Of course, diversity is also crucial for good collaboration, and in our case especially a higher proportion of women. As a traditional plant manufacturer, we still have to do better here and attract more women to our industry.
Windt: The leadership team is indeed crucial for successful digital transformation. All of us together in the leadership team have the same understanding of what we want to achieve and, above all, why we want to do it. We are responsible for creating the framework for change. This must be comprehensible so that we can then involve the next management levels and work together to achieve the goal.
AvS: Let’s come to your ambitious strategy to decarbonize the steel industry with SMS. As a full-range supplier and innovation leader, you have all the technological ingredients at hand. What are the special challenges?
Ferkel: Our customers have set themselves very ambitious climate targets and want to minimize emissions along the entire value chain. This involves the use of green hydrogen instead of coking coal, but also greater resource efficiency. Many steel mills are starting their transformation as existing plants are depreciated over several decades. Here we help with roadmaps on how to integrate the most sustainable product solution when replacement investments are needed for the steel mill. But there are also greenfield projects such as in northern Sweden. Here, the first and largest steel mill is being built, which will produce five million tons of green steel per year – based on green hydrogen and therefore completely CO2-neutral. Here we can make full use of our innovation portfolio.
However, this is still a single lighthouse project. The political framework for a rapid ramp-up of hydrogen production, the expansion of renewable energies and the necessary infrastructure is still lacking. We also have an extremely competitive situation: companies for climate-neutral mobility, from the electricity industry, the chemical industry – they all need green electricity or hydrogen in the medium and long term. And then, last but not least, the end-consumer for cars or homes.

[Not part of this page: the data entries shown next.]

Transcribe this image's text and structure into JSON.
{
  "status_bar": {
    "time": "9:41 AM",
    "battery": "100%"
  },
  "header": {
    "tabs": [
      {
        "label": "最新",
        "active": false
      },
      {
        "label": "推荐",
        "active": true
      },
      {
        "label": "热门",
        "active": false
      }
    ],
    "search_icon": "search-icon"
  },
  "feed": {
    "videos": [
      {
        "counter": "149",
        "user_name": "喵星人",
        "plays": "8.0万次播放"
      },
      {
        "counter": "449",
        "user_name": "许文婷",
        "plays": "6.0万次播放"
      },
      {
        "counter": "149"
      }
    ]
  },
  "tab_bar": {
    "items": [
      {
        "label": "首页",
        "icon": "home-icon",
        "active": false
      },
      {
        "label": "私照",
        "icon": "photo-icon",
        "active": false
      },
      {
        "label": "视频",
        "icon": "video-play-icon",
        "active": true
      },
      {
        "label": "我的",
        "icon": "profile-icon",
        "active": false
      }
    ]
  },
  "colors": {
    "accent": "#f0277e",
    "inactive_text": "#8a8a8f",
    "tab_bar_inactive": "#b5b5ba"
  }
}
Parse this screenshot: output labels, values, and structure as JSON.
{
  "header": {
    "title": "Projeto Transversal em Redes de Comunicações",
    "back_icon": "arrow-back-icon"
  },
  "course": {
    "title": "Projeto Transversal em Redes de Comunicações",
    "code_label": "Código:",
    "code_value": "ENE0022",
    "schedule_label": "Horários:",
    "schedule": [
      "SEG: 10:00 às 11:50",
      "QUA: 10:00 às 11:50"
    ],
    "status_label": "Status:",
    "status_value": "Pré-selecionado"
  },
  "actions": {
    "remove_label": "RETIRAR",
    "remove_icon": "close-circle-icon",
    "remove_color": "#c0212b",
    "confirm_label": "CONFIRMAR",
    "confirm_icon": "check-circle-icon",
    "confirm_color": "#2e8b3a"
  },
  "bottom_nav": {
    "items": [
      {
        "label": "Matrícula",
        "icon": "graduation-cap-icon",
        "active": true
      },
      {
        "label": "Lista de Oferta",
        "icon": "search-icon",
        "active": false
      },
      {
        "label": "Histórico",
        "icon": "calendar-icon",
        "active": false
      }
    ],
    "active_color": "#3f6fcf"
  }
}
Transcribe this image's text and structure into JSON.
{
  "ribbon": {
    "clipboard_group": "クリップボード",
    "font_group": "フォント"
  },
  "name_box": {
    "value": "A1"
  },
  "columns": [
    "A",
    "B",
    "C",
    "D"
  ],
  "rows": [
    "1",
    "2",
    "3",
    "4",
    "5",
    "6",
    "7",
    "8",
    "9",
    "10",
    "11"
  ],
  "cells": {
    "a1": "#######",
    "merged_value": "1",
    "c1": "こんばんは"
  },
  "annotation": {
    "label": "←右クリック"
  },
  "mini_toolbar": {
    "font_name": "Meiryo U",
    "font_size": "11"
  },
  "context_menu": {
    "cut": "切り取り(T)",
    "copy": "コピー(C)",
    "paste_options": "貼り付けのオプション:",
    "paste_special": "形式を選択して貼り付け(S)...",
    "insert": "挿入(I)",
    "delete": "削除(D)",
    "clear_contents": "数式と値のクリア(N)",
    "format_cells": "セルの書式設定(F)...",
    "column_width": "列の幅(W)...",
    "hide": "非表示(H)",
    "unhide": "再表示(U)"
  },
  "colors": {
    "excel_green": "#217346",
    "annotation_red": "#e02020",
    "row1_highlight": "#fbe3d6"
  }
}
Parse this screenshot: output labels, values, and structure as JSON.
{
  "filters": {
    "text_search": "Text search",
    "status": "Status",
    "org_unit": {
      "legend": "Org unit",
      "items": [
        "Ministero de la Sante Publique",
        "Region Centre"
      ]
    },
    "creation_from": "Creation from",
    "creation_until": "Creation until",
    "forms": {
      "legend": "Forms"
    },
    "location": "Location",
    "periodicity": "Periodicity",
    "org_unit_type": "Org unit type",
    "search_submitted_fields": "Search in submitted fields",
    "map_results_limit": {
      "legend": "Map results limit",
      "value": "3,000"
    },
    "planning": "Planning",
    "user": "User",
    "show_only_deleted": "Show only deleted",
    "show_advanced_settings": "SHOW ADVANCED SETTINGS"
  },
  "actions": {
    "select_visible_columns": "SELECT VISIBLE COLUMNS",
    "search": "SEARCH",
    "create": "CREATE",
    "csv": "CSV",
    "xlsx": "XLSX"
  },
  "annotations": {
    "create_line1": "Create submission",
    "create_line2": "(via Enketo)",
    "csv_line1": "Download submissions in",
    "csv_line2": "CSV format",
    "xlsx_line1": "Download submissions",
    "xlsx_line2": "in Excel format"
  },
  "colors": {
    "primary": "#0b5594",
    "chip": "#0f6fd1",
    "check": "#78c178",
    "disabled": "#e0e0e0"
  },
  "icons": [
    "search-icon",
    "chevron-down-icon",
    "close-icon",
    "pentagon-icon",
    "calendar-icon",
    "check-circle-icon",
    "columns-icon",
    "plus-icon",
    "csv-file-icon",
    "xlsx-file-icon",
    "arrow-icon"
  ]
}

Windt: And CO2 that has previously been captured from industrial processes is also becoming a sought-after raw material, for example in the production of climate-neutral fuels. Together with green hydrogen and CO2, our customers can produce e-kerosene in several steps to de-carbonize air traffic or e-gasoline for heavy-duty transport. We have acquired a stake in the company Sunfire, whose innovative high-temperature electrolysis process enables the production of such new fuels directly connected to a steel mill. This is industrial photosynthesis, so to speak.
We will see a new competition for locations, a new battle to attract companies that want to operate in a climate-neutral and sustainable way. In the past, it was good roads or attractive site financing or, in our steel industry, deposits of coal that attracted companies. Tomorrow, it will be reliable on-site infrastructure with green power and hydrogen, as well as supplies of C02 sources. This is what policy makers in Germany and Europe must be prepared for if a future climate-neutral industry is to be maintained with value creation and jobs. Germany needs to act quickly now so that we do not lose our good position in international competition when it comes to sustainability.
AvS: Prof. Windt, Prof. Ferkel, thank you for the interview.